In any case, I wish I had been able to pick up sequel closer to when I read the first book, because I was simply enthralled, once again, by the world of angels and chimaera that Laini Taylor has created. I love that she has chosen such interesting places to ground the reader in our world, first Prague and now Morocco, to then transport us to the world of Eretz. I really like that none of Karou’s choices are simple, her path is not straightforward, and she is faced with the immense and lonely task of growing up and taking her mentor’s place amongst her people–her people who killed her in a past life. For Karou, the guilt and the loneliness is all-consuming. Taylor once again balances the strangeness of the fantasy world she has created with the fierce inner struggles of her characters. I especially enjoyed when Karou’s friends, against all odds, find and invade her world and refuse to leave her alone. I will be looking forward to the final chapter of this riveting series!
The Book Hunter
Beatrice Prior lives in a futuristic, post-war world of factions. Factions are groups of like-minded people that take care of different functions within their community. Amity are farmers, the artists, the peacemakers. Dauntless are the faction of the brave—those who are the police, the warriors, the guardians. Erudite create new technologies and medicines: they are scientists, teachers, and doctors. There is also Candor: faction of the unflinchingly honest, the lawyers and policy-makers. That leaves Abnegation, the faction Beatrice was raised in. They are the selfless, those who run the government and make sure that even the factionless are taken care of. Beatrice longs to escape her parents’ world of gray and selfless caregiving. She longs to be free, but there’s just one hitch in the plan—her abnormal aptitude test results. In Beatrice’s world, she has the choice to pick any of the factions she wants, but will her choice bring her the freedom that she longs for?
I found Divergent, the first book in the series, to be fast-paced and action-packed, much like its accompanying movie.
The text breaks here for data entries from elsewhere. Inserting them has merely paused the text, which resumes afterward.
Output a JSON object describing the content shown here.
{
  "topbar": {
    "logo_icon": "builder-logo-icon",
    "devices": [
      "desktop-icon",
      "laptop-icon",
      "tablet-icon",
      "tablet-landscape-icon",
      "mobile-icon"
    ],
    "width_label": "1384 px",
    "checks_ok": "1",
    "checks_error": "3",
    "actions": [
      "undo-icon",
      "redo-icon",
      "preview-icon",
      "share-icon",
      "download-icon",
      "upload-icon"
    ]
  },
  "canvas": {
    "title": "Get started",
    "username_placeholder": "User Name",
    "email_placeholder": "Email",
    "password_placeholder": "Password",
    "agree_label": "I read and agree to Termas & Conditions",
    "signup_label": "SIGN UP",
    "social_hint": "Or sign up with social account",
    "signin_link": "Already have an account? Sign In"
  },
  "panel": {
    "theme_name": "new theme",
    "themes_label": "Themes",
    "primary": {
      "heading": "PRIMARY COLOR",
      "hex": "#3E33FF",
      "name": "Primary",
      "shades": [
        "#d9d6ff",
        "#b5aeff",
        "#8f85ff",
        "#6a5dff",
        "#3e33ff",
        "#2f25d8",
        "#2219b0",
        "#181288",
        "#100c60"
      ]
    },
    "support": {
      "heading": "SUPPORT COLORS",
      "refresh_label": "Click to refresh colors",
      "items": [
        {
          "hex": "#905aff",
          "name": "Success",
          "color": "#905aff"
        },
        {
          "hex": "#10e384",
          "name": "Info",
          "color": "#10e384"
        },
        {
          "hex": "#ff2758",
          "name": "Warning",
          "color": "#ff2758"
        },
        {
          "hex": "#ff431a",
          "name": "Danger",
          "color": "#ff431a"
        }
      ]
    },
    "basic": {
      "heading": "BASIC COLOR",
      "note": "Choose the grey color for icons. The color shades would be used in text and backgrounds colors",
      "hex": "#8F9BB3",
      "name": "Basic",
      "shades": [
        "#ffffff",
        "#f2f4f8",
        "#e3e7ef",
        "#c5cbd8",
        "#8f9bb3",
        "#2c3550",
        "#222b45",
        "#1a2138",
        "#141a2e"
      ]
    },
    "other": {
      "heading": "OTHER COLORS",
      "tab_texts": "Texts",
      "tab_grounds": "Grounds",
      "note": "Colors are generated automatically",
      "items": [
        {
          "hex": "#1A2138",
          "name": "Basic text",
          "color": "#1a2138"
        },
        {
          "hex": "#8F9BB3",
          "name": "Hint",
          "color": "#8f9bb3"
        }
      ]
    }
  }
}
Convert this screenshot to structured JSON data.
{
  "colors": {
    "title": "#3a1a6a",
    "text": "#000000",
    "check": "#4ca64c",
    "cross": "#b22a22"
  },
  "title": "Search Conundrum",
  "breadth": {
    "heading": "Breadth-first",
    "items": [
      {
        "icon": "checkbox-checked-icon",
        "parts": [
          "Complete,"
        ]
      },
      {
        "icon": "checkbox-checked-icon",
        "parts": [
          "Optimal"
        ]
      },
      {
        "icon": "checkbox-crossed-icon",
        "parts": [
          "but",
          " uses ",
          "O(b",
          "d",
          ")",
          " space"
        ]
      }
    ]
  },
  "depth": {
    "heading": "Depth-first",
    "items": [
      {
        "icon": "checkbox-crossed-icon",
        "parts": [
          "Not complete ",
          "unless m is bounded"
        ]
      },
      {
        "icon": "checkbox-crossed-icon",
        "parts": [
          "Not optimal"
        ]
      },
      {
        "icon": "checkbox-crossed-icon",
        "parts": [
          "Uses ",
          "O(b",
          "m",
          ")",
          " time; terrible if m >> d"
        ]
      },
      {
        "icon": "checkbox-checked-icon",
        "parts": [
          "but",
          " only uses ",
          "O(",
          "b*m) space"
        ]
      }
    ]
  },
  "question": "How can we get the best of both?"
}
It was a fun read that kept me on the edge of my seat, wanting more. I liked Tris and Four. They were the most well developed characters. Some of the humor in the writing falls kind of flat, but overall I still found Tris and her Dauntless crew to be enjoyable. The world of the faction system became much more fascinating to me once I found out that Veronica Roth originally intended this world to be a Utopia, rather than a dystopian world. I have to agree with her, no human being can really imagine the perfect world. What is paradise for one person is absolute hell for another. I also appreciated Tris’s constant inner struggle with leaving behind Abnegation. This struggle is known to those of us who have grown up and grown just a bit farther away from the teachings and philosophies and ideas we were taught in the environment we grew up in. However, I also like that Tris continues to remember her Abnegation beliefs about the world and fits them into her new way of life.
I did not enjoy Insurgent as much as I did the first book in the series. It doesn’t really pick up until about halfway through the book. Tris’s struggle with her loss was very well drawn, but as it usually goes in a dystopian novel—there was a bit too much fighting and sometimes not enough explanation or description. The writing also didn’t feel as tight. However, there were a few really great scenes (the scene between Tobias and Marcus in the Candor cafeteria was very…interesting) and, of course, a cliffhanger ending that makes me itch to read the third (though it will be awhile before I do).
I know it’s been awhile since I’ve written a post, but that is because I have been busy finishing up my Master’s degree! I can’t wait to graduate not this weekend, but the next. I will be sporting my Information Science lemon and burnt orange regalia. Hook ‘Em!